__Your assignment__. All records should be written out again exactly.

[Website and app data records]
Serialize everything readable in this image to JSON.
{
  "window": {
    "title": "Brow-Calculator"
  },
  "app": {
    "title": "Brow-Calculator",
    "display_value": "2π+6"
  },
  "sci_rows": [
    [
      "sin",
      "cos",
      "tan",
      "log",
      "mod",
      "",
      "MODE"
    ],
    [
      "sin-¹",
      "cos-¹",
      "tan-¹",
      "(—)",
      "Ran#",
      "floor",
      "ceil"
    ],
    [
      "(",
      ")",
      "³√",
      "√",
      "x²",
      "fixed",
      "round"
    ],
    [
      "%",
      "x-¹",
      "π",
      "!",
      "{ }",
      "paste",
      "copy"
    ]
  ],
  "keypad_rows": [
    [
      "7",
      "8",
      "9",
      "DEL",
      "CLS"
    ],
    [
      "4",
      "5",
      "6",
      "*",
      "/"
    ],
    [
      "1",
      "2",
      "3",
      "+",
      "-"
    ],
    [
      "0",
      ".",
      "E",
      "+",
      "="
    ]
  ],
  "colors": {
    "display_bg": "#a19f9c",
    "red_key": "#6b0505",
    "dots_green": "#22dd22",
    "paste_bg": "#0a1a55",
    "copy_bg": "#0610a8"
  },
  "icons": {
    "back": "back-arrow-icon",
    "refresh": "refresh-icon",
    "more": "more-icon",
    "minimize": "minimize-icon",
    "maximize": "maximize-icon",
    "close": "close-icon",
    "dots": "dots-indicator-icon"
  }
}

__Solved problem__.
Serialize everything readable in this image to JSON.
{
  "window": {
    "title": "Brow-Calculator"
  },
  "app": {
    "title": "Brow-Calculator",
    "display_value": "2π+6"
  },
  "sci_rows": [
    [
      "sin",
      "cos",
      "tan",
      "log",
      "mod",
      "",
      "MODE"
    ],
    [
      "sin-¹",
      "cos-¹",
      "tan-¹",
      "(—)",
      "Ran#",
      "floor",
      "ceil"
    ],
    [
      "(",
      ")",
      "³√",
      "√",
      "x²",
      "fixed",
      "round"
    ],
    [
      "%",
      "x-¹",
      "π",
      "!",
      "{ }",
      "paste",
      "copy"
    ]
  ],
  "keypad_rows": [
    [
      "7",
      "8",
      "9",
      "DEL",
      "CLS"
    ],
    [
      "4",
      "5",
      "6",
      "*",
      "/"
    ],
    [
      "1",
      "2",
      "3",
      "+",
      "-"
    ],
    [
      "0",
      ".",
      "E",
      "+",
      "="
    ]
  ],
  "colors": {
    "display_bg": "#a19f9c",
    "red_key": "#6b0505",
    "dots_green": "#22dd22",
    "paste_bg": "#0a1a55",
    "copy_bg": "#0610a8"
  },
  "icons": {
    "back": "back-arrow-icon",
    "refresh": "refresh-icon",
    "more": "more-icon",
    "minimize": "minimize-icon",
    "maximize": "maximize-icon",
    "close": "close-icon",
    "dots": "dots-indicator-icon"
  }
}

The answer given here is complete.